--- Dataset content ---

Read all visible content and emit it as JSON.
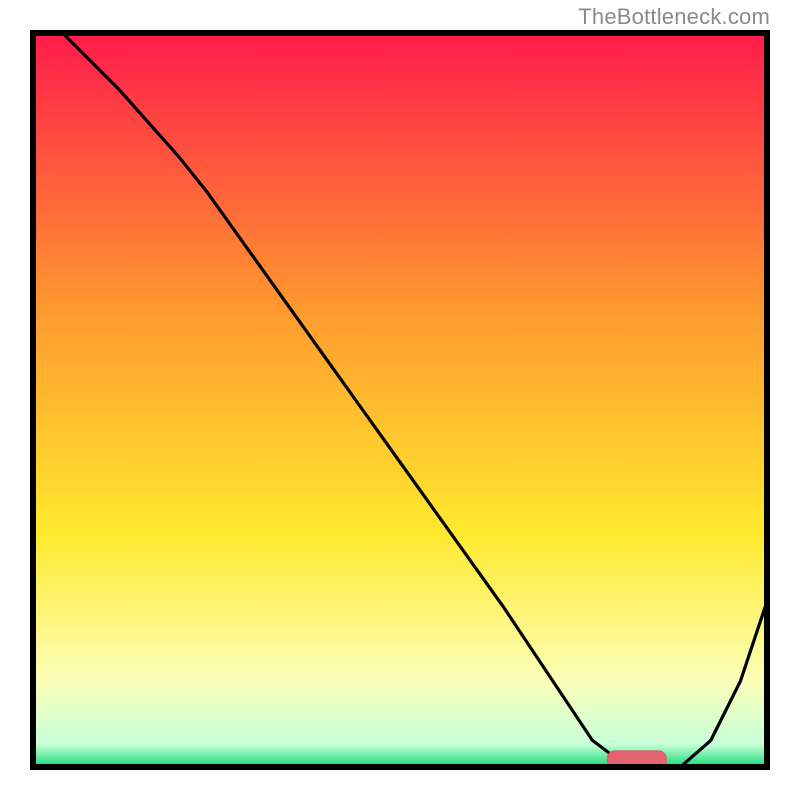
{
  "attribution": "TheBottleneck.com",
  "colors": {
    "gradient_top": "#ff1a4b",
    "gradient_orange": "#ff9a2e",
    "gradient_yellow": "#ffe92e",
    "gradient_pale": "#fbffb8",
    "gradient_green": "#00d66b",
    "border": "#000000",
    "curve": "#000000",
    "marker_fill": "#e2636f",
    "marker_stroke": "#dd5864"
  },
  "chart_data": {
    "type": "line",
    "xlabel": "",
    "ylabel": "",
    "xlim": [
      0,
      100
    ],
    "ylim": [
      0,
      100
    ],
    "title": "",
    "grid": false,
    "series": [
      {
        "name": "bottleneck-curve",
        "x": [
          4,
          12,
          20,
          24,
          34,
          44,
          54,
          64,
          72,
          76,
          80,
          84,
          88,
          92,
          96,
          100
        ],
        "y": [
          100,
          92,
          83,
          78,
          64,
          50,
          36,
          22,
          10,
          4,
          1,
          0.5,
          0.5,
          4,
          12,
          24
        ]
      }
    ],
    "marker": {
      "x_start": 78,
      "x_end": 86,
      "y": 1.5
    }
  }
}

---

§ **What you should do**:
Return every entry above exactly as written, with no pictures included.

§ **Completed task**:
Read all visible content and emit it as JSON.
{
  "attribution": "TheBottleneck.com",
  "colors": {
    "gradient_top": "#ff1a4b",
    "gradient_orange": "#ff9a2e",
    "gradient_yellow": "#ffe92e",
    "gradient_pale": "#fbffb8",
    "gradient_green": "#00d66b",
    "border": "#000000",
    "curve": "#000000",
    "marker_fill": "#e2636f",
    "marker_stroke": "#dd5864"
  },
  "chart_data": {
    "type": "line",
    "xlabel": "",
    "ylabel": "",
    "xlim": [
      0,
      100
    ],
    "ylim": [
      0,
      100
    ],
    "title": "",
    "grid": false,
    "series": [
      {
        "name": "bottleneck-curve",
        "x": [
          4,
          12,
          20,
          24,
          34,
          44,
          54,
          64,
          72,
          76,
          80,
          84,
          88,
          92,
          96,
          100
        ],
        "y": [
          100,
          92,
          83,
          78,
          64,
          50,
          36,
          22,
          10,
          4,
          1,
          0.5,
          0.5,
          4,
          12,
          24
        ]
      }
    ],
    "marker": {
      "x_start": 78,
      "x_end": 86,
      "y": 1.5
    }
  }
}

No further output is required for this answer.